> Activity:
Please copy each line below that contains the string "data".

►

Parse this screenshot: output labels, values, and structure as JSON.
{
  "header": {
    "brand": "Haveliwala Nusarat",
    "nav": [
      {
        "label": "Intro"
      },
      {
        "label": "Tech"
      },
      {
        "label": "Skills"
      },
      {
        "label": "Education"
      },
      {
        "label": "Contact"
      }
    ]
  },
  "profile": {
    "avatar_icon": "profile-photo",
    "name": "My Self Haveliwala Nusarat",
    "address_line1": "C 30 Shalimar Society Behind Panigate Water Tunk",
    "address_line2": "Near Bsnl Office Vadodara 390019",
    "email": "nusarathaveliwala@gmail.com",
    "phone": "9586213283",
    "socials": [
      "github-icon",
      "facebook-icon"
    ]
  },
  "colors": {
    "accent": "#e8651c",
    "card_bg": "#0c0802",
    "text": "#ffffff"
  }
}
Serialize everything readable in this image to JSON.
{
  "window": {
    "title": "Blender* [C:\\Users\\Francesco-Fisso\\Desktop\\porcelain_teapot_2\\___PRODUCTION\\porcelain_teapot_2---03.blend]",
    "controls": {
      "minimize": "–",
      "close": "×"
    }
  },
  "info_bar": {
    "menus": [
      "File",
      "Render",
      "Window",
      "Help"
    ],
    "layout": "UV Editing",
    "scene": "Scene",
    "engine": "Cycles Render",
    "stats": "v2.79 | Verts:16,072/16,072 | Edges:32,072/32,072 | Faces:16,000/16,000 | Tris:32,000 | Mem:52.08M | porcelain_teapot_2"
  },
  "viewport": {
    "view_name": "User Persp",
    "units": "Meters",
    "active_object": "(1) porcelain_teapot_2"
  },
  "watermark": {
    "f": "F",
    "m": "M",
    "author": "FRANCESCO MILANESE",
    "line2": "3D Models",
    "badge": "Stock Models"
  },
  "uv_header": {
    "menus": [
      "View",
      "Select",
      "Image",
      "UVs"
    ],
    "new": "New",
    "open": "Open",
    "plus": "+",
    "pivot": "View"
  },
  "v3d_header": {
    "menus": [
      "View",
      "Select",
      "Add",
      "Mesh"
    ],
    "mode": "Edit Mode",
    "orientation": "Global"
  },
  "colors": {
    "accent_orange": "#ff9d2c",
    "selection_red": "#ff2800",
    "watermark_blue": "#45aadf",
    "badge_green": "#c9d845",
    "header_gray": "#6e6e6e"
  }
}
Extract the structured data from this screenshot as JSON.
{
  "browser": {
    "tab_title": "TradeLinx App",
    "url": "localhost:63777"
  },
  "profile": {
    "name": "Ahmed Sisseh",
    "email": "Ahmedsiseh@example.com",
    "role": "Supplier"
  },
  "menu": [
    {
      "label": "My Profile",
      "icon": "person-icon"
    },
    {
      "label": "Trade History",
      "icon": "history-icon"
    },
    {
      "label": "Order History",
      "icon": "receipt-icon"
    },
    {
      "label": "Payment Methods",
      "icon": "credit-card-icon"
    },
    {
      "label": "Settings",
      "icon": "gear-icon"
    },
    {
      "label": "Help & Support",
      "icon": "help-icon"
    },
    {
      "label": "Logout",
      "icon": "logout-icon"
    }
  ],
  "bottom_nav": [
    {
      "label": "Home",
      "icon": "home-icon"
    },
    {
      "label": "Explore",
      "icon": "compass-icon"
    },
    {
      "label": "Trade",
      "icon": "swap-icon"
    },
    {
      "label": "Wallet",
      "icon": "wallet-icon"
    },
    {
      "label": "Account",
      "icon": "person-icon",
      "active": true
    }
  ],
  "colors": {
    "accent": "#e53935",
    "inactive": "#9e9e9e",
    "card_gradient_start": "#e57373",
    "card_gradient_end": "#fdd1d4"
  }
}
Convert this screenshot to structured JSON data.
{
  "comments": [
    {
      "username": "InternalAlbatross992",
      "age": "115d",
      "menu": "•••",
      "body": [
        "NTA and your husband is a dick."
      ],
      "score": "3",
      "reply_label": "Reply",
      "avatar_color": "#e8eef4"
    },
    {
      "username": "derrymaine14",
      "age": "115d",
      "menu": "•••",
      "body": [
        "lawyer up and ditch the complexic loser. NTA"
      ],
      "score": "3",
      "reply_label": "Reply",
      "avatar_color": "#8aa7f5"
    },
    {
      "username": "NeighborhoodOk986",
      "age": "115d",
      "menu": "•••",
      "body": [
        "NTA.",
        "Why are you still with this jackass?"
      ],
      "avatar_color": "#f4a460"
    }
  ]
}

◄

> Result:
Extract the structured data from this screenshot as JSON.
Convert this screenshot to structured JSON data.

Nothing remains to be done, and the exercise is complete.